◆ **WHAT IS NEEDED**:
How many lines of the data contain "System"? Reply with the number alone.

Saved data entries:
****************

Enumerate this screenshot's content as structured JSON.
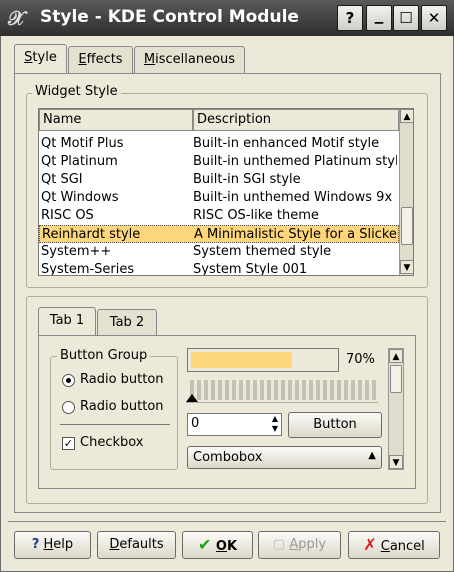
{
  "window": {
    "title": "Style - KDE Control Module",
    "controls": {
      "help": "?",
      "minimize": "▁",
      "maximize": "☐",
      "close": "✕"
    }
  },
  "tabs": [
    {
      "label": "Style",
      "mnemonic": "S",
      "rest": "tyle"
    },
    {
      "label": "Effects",
      "mnemonic": "E",
      "rest": "ffects"
    },
    {
      "label": "Miscellaneous",
      "mnemonic": "M",
      "rest": "iscellaneous"
    }
  ],
  "widget_style": {
    "group_label": "Widget Style",
    "columns": [
      "Name",
      "Description"
    ],
    "rows": [
      {
        "name": "Qt Motif Plus",
        "description": "Built-in enhanced Motif style"
      },
      {
        "name": "Qt Platinum",
        "description": "Built-in unthemed Platinum style"
      },
      {
        "name": "Qt SGI",
        "description": "Built-in SGI style"
      },
      {
        "name": "Qt Windows",
        "description": "Built-in unthemed Windows 9x ..."
      },
      {
        "name": "RISC OS",
        "description": "RISC OS-like theme"
      },
      {
        "name": "Reinhardt style",
        "description": "A Minimalistic Style for a Slicke...",
        "selected": true
      },
      {
        "name": "System++",
        "description": "System themed style"
      },
      {
        "name": "System-Series",
        "description": "System Style 001"
      }
    ]
  },
  "preview": {
    "tabs": [
      "Tab 1",
      "Tab 2"
    ],
    "button_group": {
      "label": "Button Group",
      "radio1": "Radio button",
      "radio2": "Radio button",
      "checkbox": "Checkbox"
    },
    "progress": {
      "value": 0.7,
      "label": "70%"
    },
    "spin_value": "0",
    "button_label": "Button",
    "combo_value": "Combobox",
    "colors": {
      "progress_fill": "#fdd57a",
      "selection": "#fdd57a"
    }
  },
  "footer": {
    "help": {
      "mnemonic": "H",
      "rest": "elp"
    },
    "defaults": {
      "mnemonic": "D",
      "rest": "efaults"
    },
    "ok": {
      "mnemonic": "O",
      "rest": "K"
    },
    "apply": {
      "mnemonic": "A",
      "rest": "pply"
    },
    "cancel": {
      "mnemonic": "C",
      "rest": "ancel"
    }
  }
}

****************

◆ **EXERCISE SOLUTION**:
4